━━━━━ Data for processing

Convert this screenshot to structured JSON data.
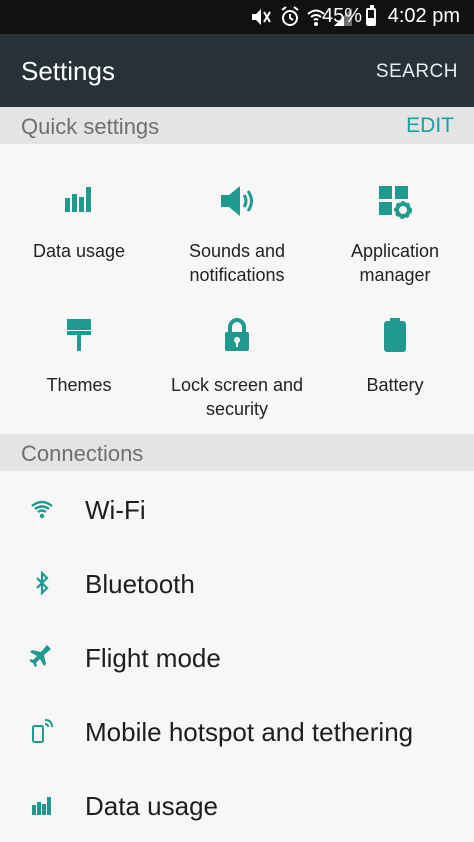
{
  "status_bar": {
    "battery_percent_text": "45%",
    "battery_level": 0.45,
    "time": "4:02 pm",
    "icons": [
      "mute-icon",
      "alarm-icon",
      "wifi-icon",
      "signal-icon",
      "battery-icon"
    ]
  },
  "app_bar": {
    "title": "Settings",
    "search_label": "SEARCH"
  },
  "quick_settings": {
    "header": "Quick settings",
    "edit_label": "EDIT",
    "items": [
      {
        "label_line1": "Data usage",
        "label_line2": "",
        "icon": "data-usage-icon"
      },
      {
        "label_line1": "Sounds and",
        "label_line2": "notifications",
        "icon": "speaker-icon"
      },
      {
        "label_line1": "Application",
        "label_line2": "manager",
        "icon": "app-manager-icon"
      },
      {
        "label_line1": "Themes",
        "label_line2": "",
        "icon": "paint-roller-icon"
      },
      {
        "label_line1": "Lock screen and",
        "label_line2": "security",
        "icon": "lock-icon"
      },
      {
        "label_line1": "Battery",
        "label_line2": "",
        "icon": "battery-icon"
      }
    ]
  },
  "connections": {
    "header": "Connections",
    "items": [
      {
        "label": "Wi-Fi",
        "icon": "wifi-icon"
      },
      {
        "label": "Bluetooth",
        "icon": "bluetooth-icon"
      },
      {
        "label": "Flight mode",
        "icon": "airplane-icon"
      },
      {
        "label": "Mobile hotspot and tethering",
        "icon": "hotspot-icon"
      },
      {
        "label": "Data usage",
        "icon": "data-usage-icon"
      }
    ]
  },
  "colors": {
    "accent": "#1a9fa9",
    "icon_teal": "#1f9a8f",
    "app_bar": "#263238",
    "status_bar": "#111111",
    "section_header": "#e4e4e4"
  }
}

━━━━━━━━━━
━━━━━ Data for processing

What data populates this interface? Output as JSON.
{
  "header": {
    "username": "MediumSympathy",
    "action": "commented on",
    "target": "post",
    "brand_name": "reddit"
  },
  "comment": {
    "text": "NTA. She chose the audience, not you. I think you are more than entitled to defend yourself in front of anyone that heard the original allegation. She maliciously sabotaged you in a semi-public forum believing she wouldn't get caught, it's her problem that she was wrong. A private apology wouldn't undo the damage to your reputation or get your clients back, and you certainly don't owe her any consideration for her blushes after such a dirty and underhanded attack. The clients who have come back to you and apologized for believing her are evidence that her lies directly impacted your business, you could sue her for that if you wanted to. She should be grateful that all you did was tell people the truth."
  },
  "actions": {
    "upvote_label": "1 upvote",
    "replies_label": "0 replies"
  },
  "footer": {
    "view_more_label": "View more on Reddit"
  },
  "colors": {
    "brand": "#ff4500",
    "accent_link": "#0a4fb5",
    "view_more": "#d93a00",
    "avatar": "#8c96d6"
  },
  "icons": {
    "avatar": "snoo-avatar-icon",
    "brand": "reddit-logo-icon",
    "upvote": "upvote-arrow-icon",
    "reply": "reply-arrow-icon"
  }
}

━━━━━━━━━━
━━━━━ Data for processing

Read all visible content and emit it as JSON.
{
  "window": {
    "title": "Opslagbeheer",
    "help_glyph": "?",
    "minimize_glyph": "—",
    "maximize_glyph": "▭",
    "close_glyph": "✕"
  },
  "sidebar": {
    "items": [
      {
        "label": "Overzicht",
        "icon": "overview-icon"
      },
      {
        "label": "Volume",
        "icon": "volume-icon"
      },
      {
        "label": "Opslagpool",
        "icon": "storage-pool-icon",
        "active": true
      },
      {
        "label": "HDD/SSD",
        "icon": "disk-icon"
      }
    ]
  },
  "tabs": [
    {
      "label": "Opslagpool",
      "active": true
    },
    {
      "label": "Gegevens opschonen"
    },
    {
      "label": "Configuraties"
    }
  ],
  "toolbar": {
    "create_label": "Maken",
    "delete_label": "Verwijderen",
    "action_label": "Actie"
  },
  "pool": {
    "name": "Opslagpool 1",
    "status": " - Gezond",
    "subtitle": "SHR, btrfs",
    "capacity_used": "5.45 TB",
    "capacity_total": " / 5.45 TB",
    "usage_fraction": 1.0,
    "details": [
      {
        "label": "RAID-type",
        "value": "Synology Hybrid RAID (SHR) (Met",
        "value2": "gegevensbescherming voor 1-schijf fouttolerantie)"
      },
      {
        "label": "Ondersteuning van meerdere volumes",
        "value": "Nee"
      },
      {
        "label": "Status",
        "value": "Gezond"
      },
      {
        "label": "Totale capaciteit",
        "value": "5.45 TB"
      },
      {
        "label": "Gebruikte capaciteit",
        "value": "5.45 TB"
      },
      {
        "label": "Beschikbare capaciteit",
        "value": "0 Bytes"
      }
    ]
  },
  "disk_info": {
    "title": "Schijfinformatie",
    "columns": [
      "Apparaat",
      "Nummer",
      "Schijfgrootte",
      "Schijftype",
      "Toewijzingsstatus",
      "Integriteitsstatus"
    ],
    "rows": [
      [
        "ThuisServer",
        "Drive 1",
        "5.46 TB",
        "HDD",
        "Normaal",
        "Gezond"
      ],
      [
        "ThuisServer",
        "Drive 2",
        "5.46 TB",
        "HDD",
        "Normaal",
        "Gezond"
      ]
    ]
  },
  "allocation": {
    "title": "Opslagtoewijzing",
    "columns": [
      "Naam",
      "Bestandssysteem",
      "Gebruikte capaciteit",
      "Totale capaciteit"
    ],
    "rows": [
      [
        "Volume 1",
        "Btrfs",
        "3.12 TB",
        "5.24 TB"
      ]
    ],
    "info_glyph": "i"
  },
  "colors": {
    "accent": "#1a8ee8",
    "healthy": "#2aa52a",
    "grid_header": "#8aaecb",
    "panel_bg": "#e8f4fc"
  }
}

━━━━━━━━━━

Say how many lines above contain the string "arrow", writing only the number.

2